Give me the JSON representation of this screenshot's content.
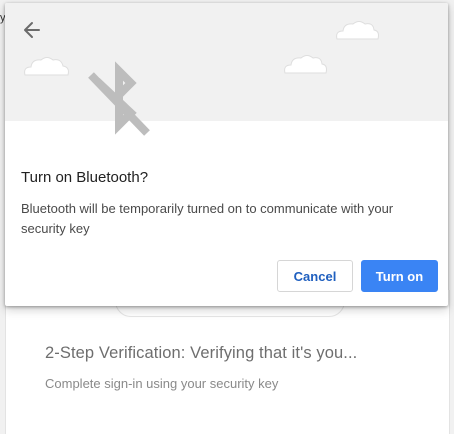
{
  "background": {
    "top_fragment": "y",
    "title": "2-Step Verification: Verifying that it's you...",
    "subtitle": "Complete sign-in using your security key"
  },
  "dialog": {
    "back_icon": "arrow-back-icon",
    "illustration_icon": "bluetooth-disabled-icon",
    "title": "Turn on Bluetooth?",
    "body": "Bluetooth will be temporarily turned on to communicate with your security key",
    "cancel_label": "Cancel",
    "confirm_label": "Turn on"
  },
  "colors": {
    "primary": "#3a84f4",
    "link_text": "#1f5fbf",
    "header_bg": "#f1f1f1",
    "icon_gray": "#bdbdbd"
  }
}
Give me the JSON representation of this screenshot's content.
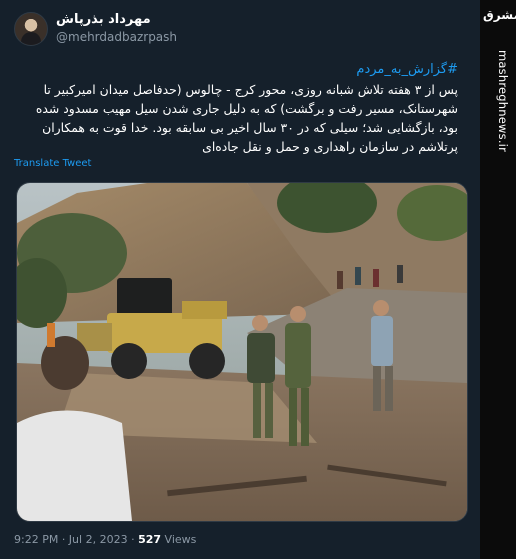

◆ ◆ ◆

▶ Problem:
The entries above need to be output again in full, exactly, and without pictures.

▶ Expected answer:
Give me the JSON representation of this screenshot's content.
{
  "background": {
    "top_fragment": "y",
    "title": "2-Step Verification: Verifying that it's you...",
    "subtitle": "Complete sign-in using your security key"
  },
  "dialog": {
    "back_icon": "arrow-back-icon",
    "illustration_icon": "bluetooth-disabled-icon",
    "title": "Turn on Bluetooth?",
    "body": "Bluetooth will be temporarily turned on to communicate with your security key",
    "cancel_label": "Cancel",
    "confirm_label": "Turn on"
  },
  "colors": {
    "primary": "#3a84f4",
    "link_text": "#1f5fbf",
    "header_bg": "#f1f1f1",
    "icon_gray": "#bdbdbd"
  }
}
Give me the JSON representation of this screenshot's content.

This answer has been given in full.